I don't know how I would have gotten through my kids toddlerhood without Mullein!  You can use the leaves as well as the flowers, and even the roots!  It is bitter, astringent, sweet, cooling, and pungent.  It reduces Pitta and Kapha and increases Vata, and is contraindicated for high Vata.  Mullein has a natural affinity for the respiratory system, nervous system, circulatory system, and lymphatic system.  It rids the body of excess Kapha and dispels excess mucus in the lungs. It assists the lymphatic system by moving excess lymph and is especially helpful for glandular swellings.  The flowers reduce pain and irritation while also decreasing inflammation.   In our house, I have used Mullein oil successfully to deter ear infections and reduce pain from ear aches.  I have 3 kids and NONE, yes NONE, of them have ever had an ear infection!!!  Mullein oil is easy to make: simply harvest Mullein flowers and infuse in olive oil for about 4 weeks.  Strain and bottle.  YOU ONLY NEED ONE DROP PER EAR!  Repeat 3x/day for 1 week and always treat BOTH ears, as the infection, if any, can spread.  Another common sense measure is to keep kids out of the cold and always have them wear hats throughout the cold season.  

Verbascum thapsus

Verbascum thapsus

4. Echinacea (Echinacea purpurea)

Another vital herb in our house is Echinacea.  You can use the roots as well as the flowers, though the root is the most potent.  Echinaea is bitter, pungent, and cooling.  It reduces Pitta and Kapha and increases Vata.
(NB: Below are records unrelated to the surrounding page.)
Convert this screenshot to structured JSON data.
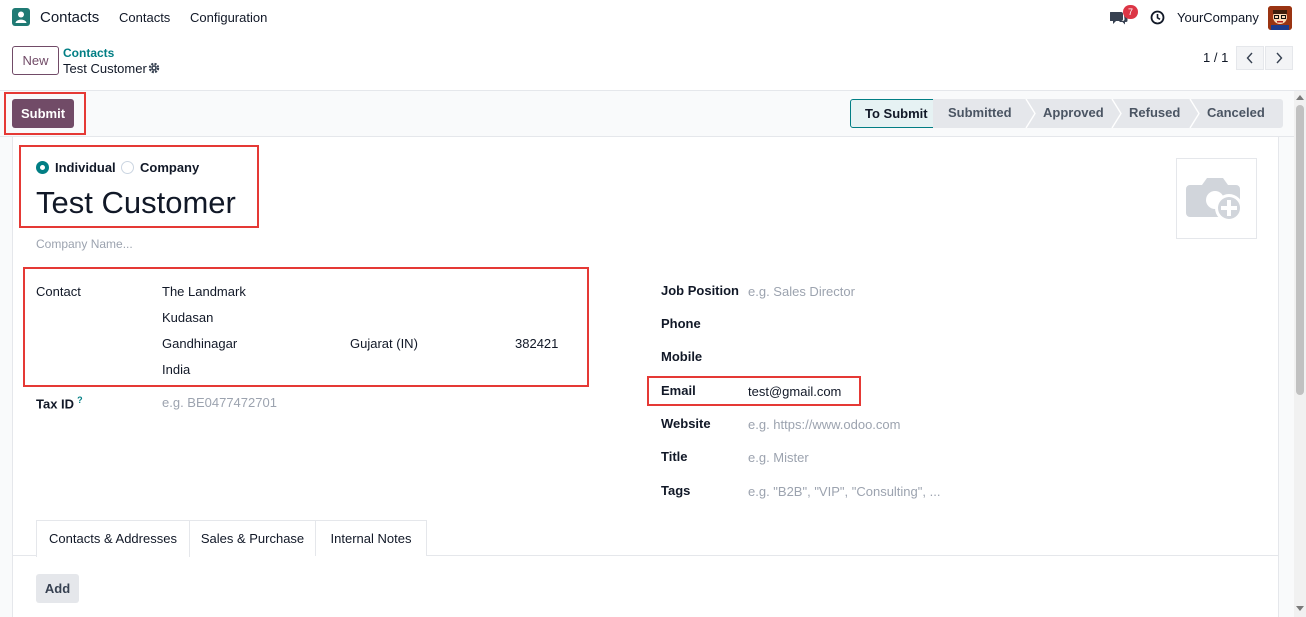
{
  "navbar": {
    "app_name": "Contacts",
    "menu": [
      "Contacts",
      "Configuration"
    ],
    "messages_count": "7",
    "company": "YourCompany"
  },
  "control": {
    "new_label": "New",
    "breadcrumb_parent": "Contacts",
    "breadcrumb_current": "Test Customer",
    "pager": "1 / 1"
  },
  "statusbar": {
    "submit_label": "Submit",
    "stages": [
      "To Submit",
      "Submitted",
      "Approved",
      "Refused",
      "Canceled"
    ],
    "current_stage": "To Submit"
  },
  "form": {
    "type_options": [
      "Individual",
      "Company"
    ],
    "selected_type": "Individual",
    "name": "Test Customer",
    "company_placeholder": "Company Name...",
    "contact_label": "Contact",
    "address": {
      "street": "The Landmark",
      "street2": "Kudasan",
      "city": "Gandhinagar",
      "state": "Gujarat (IN)",
      "zip": "382421",
      "country": "India"
    },
    "tax_id_label": "Tax ID",
    "tax_id_help": "?",
    "tax_id_placeholder": "e.g. BE0477472701",
    "job_position_label": "Job Position",
    "job_position_placeholder": "e.g. Sales Director",
    "phone_label": "Phone",
    "mobile_label": "Mobile",
    "email_label": "Email",
    "email_value": "test@gmail.com",
    "website_label": "Website",
    "website_placeholder": "e.g. https://www.odoo.com",
    "title_label": "Title",
    "title_placeholder": "e.g. Mister",
    "tags_label": "Tags",
    "tags_placeholder": "e.g. \"B2B\", \"VIP\", \"Consulting\", ..."
  },
  "tabs": [
    "Contacts & Addresses",
    "Sales & Purchase",
    "Internal Notes"
  ],
  "active_tab": "Contacts & Addresses",
  "add_label": "Add",
  "colors": {
    "brand": "#714b67",
    "accent": "#017e84",
    "highlight": "#e53935",
    "badge": "#dc3545"
  }
}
It is contraindicated for high Vata and vertigo.  Echinacea has an affinity for the circulatory system, lymphatic system, and respiratory system.  It is especially helpful with poisons and toxins in the blood and has been used successfully with bites and stings as well as general infections, eczema, and gangrene.  It is a natural antibiotic and detoxifier and stimulates white blood cells in order to deter infection.  In Ayurveda it is used to eliminate Ama.  It combines well with Elecampane for colds and congestion and infection in the lungs.  In our house, I harvest the roots and prepare a tincture with 100 proof vodka.  This can easily be administered by adding to water, tea, juice, etc...  Refer to the dosage on the bottle and consider the weight and age of your child.  Externally it is useful as poultice for oozy and pus-covered infections.  
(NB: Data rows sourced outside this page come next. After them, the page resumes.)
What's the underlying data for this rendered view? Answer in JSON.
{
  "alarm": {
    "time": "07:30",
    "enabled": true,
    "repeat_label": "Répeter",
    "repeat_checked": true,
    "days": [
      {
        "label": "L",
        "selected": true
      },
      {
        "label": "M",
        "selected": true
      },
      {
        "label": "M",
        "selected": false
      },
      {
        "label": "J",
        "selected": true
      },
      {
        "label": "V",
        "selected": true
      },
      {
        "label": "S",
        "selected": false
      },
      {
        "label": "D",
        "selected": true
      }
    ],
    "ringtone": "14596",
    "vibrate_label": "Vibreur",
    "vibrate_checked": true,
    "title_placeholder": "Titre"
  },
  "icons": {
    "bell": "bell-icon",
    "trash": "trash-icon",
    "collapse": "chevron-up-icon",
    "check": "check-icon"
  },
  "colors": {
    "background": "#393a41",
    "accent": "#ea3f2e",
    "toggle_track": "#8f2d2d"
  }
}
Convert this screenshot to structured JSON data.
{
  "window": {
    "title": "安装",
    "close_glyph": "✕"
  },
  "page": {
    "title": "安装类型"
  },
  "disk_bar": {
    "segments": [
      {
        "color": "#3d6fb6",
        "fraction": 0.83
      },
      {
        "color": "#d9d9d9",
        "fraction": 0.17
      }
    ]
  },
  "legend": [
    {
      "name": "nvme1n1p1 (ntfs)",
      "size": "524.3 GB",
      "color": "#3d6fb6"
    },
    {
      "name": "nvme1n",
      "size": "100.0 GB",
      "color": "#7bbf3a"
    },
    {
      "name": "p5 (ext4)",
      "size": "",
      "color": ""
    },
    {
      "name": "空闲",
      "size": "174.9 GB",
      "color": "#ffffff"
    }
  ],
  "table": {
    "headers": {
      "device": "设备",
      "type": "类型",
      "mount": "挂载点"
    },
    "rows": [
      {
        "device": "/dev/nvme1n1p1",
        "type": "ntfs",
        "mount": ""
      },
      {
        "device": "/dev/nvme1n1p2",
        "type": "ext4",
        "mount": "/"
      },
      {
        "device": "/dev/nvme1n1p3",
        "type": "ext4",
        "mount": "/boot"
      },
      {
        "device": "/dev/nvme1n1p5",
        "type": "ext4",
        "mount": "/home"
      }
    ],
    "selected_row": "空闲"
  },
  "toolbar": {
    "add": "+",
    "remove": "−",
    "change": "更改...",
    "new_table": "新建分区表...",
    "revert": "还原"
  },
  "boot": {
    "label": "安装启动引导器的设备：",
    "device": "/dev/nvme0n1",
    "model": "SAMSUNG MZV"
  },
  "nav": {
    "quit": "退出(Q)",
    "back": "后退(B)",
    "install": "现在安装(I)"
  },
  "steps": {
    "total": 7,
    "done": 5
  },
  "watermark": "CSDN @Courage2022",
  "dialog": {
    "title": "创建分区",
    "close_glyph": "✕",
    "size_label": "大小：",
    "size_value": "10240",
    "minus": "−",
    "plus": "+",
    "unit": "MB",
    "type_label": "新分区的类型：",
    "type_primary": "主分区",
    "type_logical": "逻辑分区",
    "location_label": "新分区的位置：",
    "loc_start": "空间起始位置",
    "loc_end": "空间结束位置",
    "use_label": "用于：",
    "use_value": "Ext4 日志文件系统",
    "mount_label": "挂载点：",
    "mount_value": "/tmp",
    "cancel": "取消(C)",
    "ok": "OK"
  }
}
Echinacea purpurea

Echinacea purpurea

5. Roses (Rosa rugosa)

In sanskrit, Roses are known as Shatapatri.  Roses are considered universally to be the flower of love.  Their gentle petals are surprisingly bitter in addition to being pungent, astringent, sweet and cooling.  Roses are balancing for all the doshas, though may aggravate high Kapha if taken in excess.  Roses are especially suited for Pitta and Pitta conditions because they soothe inflammation and relive heat and congestion in the blood.  You can also use an infusion of roses as gentle eye wash, especially during allergy season.  In our house, we love collecting rose petals from our secret stashes and chopping them up and infusing in honey.  You can eat it straight or add to toast, tea, etc...  We also dry lots of rose petals to add to teas all winter long, which certainly helps when missing warm summer days!  (Plus your house will smell amazing and your heart chakra will get some stimulation!)

Rosa rugosa

Rosa rugosa